### Input data
++++
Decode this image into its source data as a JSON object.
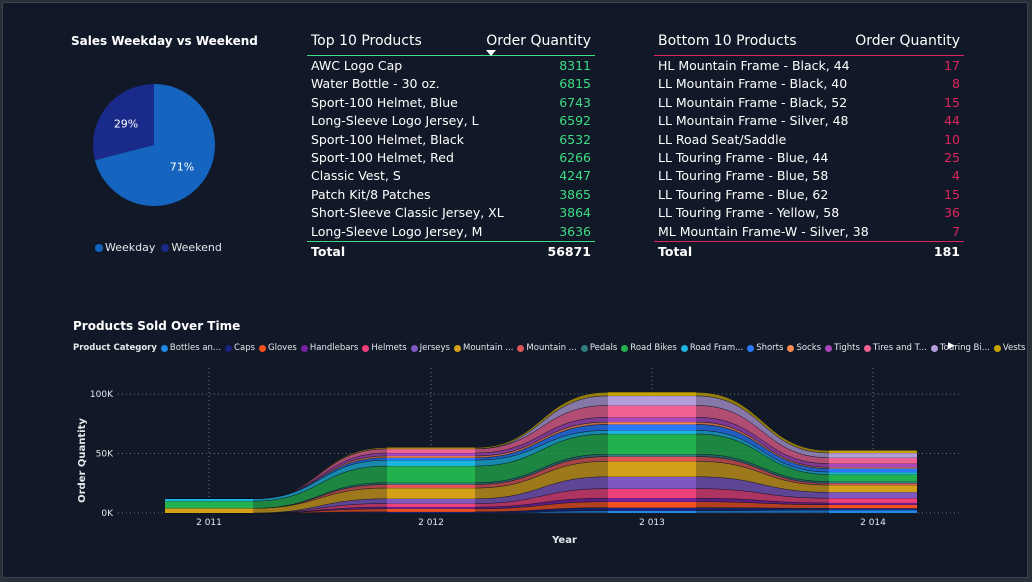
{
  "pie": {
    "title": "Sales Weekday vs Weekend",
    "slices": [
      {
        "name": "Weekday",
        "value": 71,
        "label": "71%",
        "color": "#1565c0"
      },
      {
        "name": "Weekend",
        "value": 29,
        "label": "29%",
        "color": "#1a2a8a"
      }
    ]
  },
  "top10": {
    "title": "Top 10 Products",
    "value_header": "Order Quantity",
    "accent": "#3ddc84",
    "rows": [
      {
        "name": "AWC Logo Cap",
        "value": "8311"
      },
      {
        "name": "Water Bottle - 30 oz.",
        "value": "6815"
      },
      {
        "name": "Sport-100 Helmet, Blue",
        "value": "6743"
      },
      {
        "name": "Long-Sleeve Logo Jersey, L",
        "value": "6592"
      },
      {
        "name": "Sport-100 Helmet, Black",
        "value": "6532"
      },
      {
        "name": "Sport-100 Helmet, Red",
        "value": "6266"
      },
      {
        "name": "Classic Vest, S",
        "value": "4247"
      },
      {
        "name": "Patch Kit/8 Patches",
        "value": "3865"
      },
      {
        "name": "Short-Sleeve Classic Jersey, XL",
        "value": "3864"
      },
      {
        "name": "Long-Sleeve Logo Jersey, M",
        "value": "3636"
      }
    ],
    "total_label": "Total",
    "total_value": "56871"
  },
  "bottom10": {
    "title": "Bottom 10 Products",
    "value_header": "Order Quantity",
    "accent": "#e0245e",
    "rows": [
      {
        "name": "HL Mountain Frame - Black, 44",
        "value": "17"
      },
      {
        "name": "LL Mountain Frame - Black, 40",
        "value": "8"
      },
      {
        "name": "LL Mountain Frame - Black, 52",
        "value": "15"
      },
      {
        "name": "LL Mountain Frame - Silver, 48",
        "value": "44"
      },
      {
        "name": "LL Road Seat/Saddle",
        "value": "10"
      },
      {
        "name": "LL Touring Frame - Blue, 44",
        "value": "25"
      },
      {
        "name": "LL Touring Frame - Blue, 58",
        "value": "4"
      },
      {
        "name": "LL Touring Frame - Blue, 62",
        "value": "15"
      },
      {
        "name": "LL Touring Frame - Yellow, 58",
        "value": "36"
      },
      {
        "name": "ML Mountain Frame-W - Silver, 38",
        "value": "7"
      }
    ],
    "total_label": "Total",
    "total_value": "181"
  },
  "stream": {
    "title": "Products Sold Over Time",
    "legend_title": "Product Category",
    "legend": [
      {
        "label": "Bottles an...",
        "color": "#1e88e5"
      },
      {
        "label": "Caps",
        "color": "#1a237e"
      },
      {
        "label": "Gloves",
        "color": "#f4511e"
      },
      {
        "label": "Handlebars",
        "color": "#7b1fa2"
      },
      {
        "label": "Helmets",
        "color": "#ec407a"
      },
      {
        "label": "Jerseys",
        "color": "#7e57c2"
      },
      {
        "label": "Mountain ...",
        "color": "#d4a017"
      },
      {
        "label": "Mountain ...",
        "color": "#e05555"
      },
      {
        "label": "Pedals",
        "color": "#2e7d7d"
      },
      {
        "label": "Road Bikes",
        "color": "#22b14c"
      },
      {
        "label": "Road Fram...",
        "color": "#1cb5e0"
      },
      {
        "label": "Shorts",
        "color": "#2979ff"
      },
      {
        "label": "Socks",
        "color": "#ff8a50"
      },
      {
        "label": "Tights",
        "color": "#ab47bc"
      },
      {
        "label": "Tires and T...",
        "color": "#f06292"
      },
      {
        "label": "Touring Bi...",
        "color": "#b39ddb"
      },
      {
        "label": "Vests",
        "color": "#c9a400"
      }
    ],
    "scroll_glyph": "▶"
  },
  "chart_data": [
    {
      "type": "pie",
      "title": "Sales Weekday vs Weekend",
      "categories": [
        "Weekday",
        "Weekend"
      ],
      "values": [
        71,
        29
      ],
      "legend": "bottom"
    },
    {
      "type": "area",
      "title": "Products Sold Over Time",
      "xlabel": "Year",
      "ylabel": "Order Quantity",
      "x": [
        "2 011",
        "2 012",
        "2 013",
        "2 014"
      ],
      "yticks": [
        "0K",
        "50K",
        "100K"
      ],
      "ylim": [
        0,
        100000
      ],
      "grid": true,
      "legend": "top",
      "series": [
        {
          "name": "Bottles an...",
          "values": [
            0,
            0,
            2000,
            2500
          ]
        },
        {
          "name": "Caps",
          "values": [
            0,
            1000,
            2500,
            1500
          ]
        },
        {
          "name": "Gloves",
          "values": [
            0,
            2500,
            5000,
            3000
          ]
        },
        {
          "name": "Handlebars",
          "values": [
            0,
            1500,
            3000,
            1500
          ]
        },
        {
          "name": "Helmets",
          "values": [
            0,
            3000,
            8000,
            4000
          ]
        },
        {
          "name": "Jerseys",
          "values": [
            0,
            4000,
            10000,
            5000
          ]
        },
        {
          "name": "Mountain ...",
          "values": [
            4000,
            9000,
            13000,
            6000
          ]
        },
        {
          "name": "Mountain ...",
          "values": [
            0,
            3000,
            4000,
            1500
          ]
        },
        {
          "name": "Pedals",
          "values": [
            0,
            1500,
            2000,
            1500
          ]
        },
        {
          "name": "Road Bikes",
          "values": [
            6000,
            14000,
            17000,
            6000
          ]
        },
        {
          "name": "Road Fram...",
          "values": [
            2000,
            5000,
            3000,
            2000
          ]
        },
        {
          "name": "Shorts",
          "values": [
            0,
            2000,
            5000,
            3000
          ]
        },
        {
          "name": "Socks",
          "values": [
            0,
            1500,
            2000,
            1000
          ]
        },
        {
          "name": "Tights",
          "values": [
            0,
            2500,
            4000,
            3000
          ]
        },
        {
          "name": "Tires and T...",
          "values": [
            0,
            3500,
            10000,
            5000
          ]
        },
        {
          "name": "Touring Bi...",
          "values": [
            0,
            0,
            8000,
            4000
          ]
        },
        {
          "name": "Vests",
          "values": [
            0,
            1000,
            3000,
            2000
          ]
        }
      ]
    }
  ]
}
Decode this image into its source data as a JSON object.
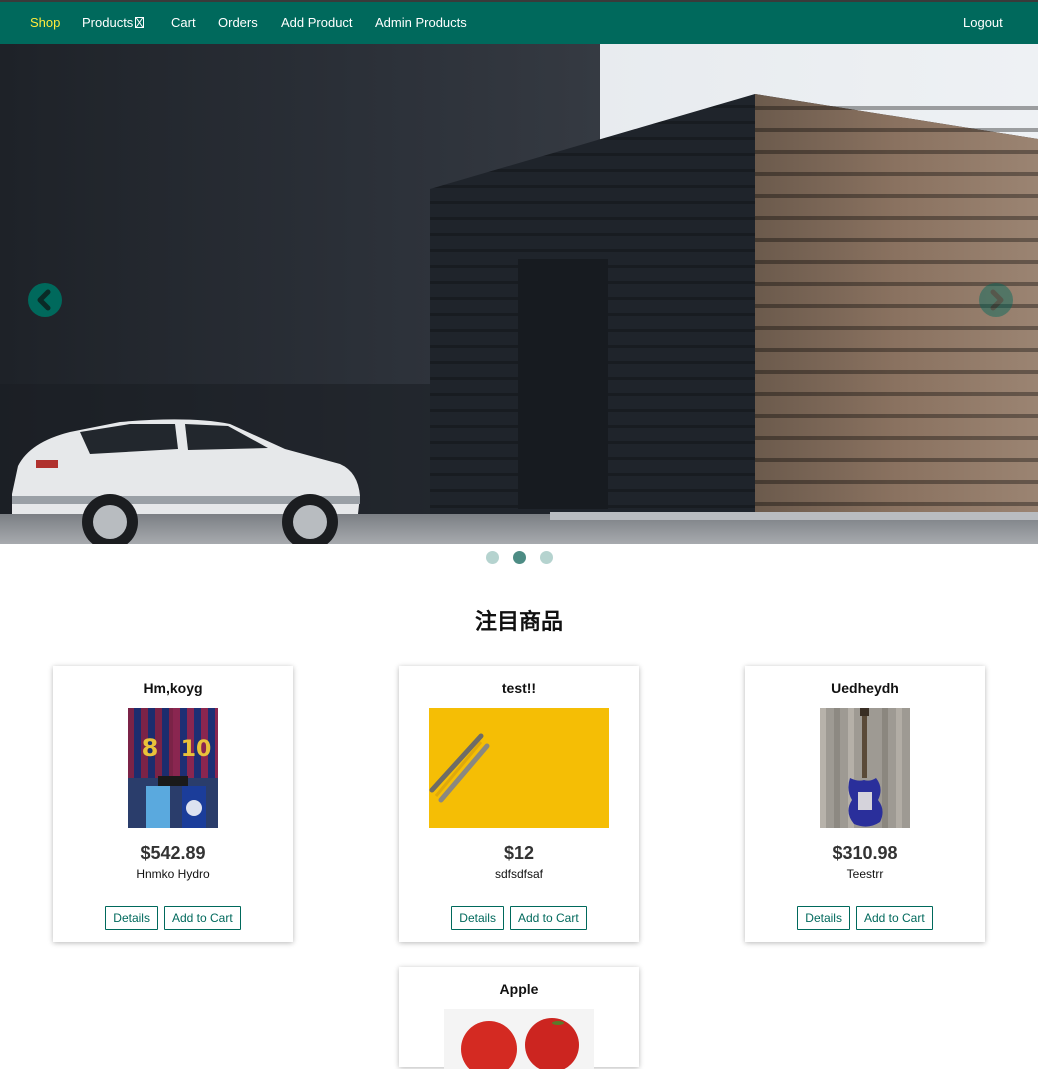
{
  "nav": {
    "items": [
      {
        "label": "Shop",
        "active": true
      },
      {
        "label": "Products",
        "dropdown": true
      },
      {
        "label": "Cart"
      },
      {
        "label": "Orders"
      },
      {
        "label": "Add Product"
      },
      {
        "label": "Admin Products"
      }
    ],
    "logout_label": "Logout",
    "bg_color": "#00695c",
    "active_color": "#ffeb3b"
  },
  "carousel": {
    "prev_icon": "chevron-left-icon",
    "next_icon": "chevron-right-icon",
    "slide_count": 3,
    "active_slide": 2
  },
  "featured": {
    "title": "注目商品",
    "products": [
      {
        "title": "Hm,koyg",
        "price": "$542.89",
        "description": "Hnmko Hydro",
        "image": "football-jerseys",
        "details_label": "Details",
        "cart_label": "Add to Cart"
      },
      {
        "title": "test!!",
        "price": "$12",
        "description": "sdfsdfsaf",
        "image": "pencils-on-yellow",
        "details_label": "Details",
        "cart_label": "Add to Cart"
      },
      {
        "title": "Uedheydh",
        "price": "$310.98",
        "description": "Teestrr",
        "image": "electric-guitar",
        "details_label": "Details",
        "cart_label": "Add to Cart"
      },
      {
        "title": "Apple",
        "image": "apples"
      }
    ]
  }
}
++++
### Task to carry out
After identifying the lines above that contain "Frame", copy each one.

### Exercise answer
        "name": "HL Mountain Frame - Black, 44",
        "name": "LL Mountain Frame - Black, 40",
        "name": "LL Mountain Frame - Black, 52",
        "name": "LL Mountain Frame - Silver, 48",
        "name": "LL Touring Frame - Blue, 44",
        "name": "LL Touring Frame - Blue, 58",
        "name": "LL Touring Frame - Blue, 62",
        "name": "LL Touring Frame - Yellow, 58",
        "name": "ML Mountain Frame-W - Silver, 38",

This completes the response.